AIM OF THE TASK: For the entries that follow, produce an exact copy with no pictures in it.

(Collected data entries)
== Segment start ==
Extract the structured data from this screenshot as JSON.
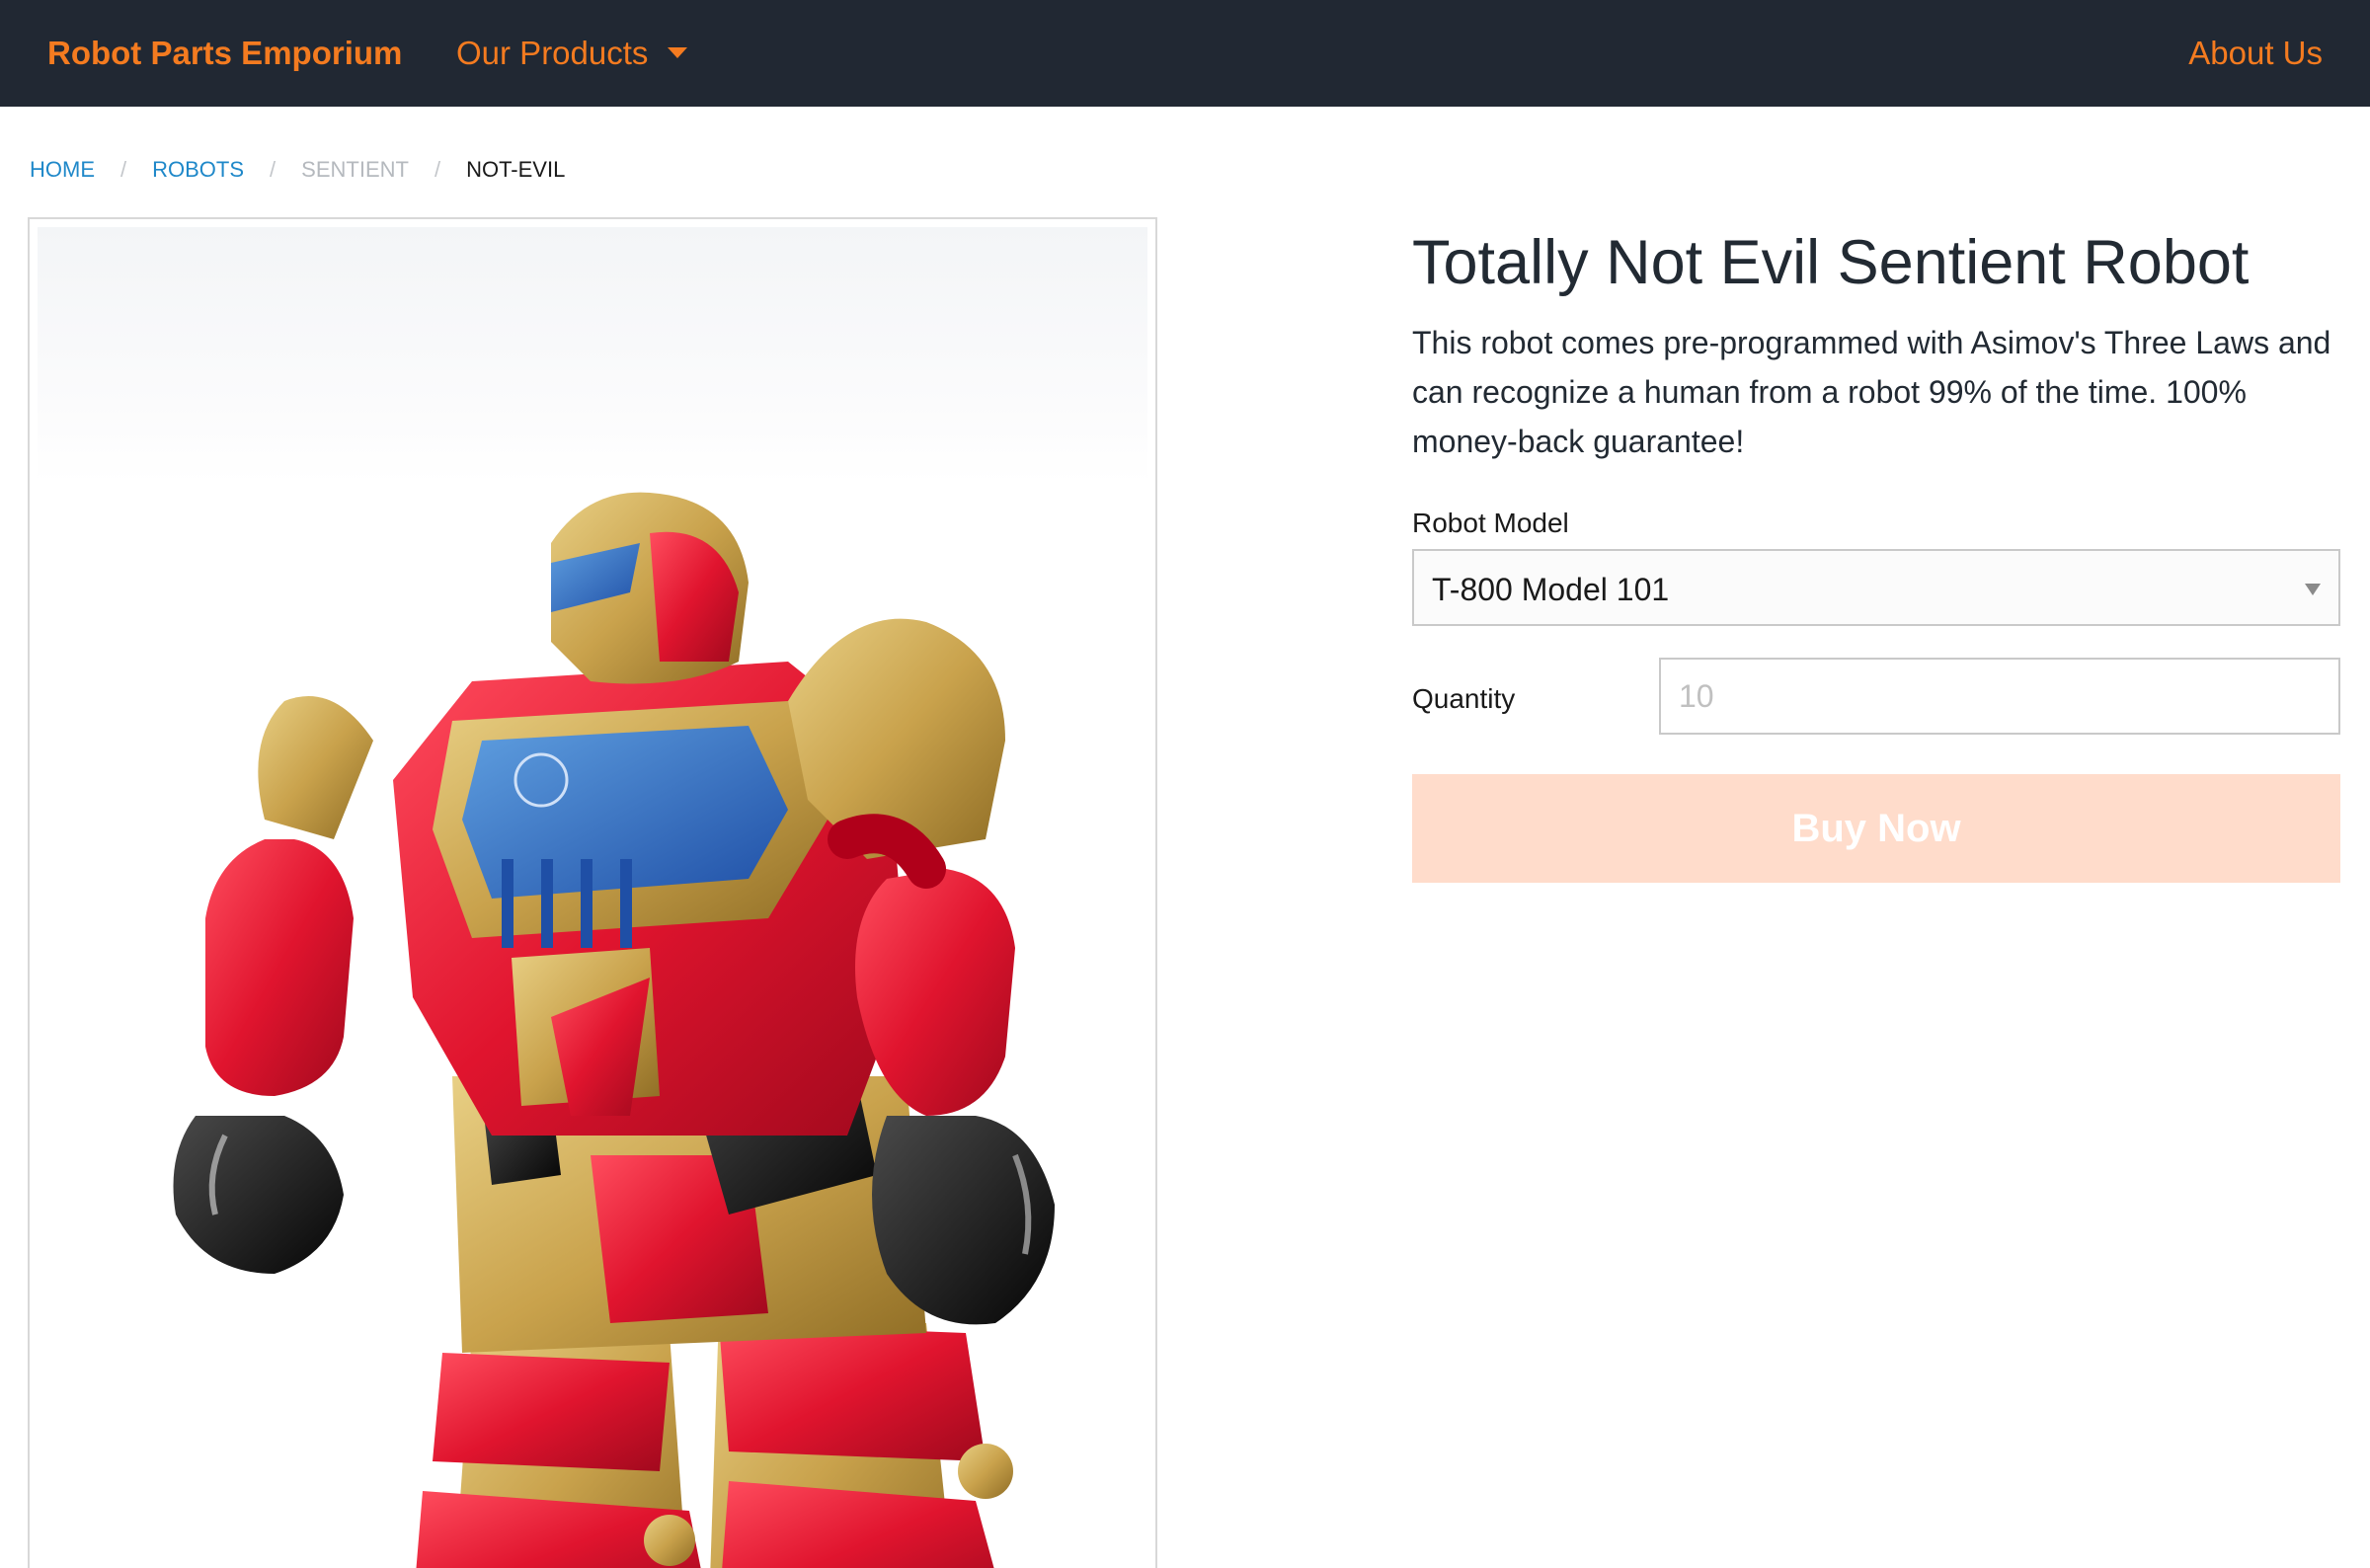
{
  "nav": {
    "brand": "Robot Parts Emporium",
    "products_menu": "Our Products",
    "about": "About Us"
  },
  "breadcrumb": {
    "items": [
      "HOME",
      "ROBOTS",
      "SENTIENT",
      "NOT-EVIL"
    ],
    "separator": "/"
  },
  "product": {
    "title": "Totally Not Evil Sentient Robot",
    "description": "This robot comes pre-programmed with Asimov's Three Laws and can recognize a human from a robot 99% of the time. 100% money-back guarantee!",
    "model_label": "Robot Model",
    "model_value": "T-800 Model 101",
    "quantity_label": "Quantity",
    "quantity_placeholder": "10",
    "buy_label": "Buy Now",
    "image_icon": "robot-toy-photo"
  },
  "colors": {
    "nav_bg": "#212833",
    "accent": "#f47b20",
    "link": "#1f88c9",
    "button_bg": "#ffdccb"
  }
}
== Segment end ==
PROBLEM SOLUTION:
Extract the structured data from this screenshot as JSON.
{
  "nav": {
    "brand": "Robot Parts Emporium",
    "products_menu": "Our Products",
    "about": "About Us"
  },
  "breadcrumb": {
    "items": [
      "HOME",
      "ROBOTS",
      "SENTIENT",
      "NOT-EVIL"
    ],
    "separator": "/"
  },
  "product": {
    "title": "Totally Not Evil Sentient Robot",
    "description": "This robot comes pre-programmed with Asimov's Three Laws and can recognize a human from a robot 99% of the time. 100% money-back guarantee!",
    "model_label": "Robot Model",
    "model_value": "T-800 Model 101",
    "quantity_label": "Quantity",
    "quantity_placeholder": "10",
    "buy_label": "Buy Now",
    "image_icon": "robot-toy-photo"
  },
  "colors": {
    "nav_bg": "#212833",
    "accent": "#f47b20",
    "link": "#1f88c9",
    "button_bg": "#ffdccb"
  }
}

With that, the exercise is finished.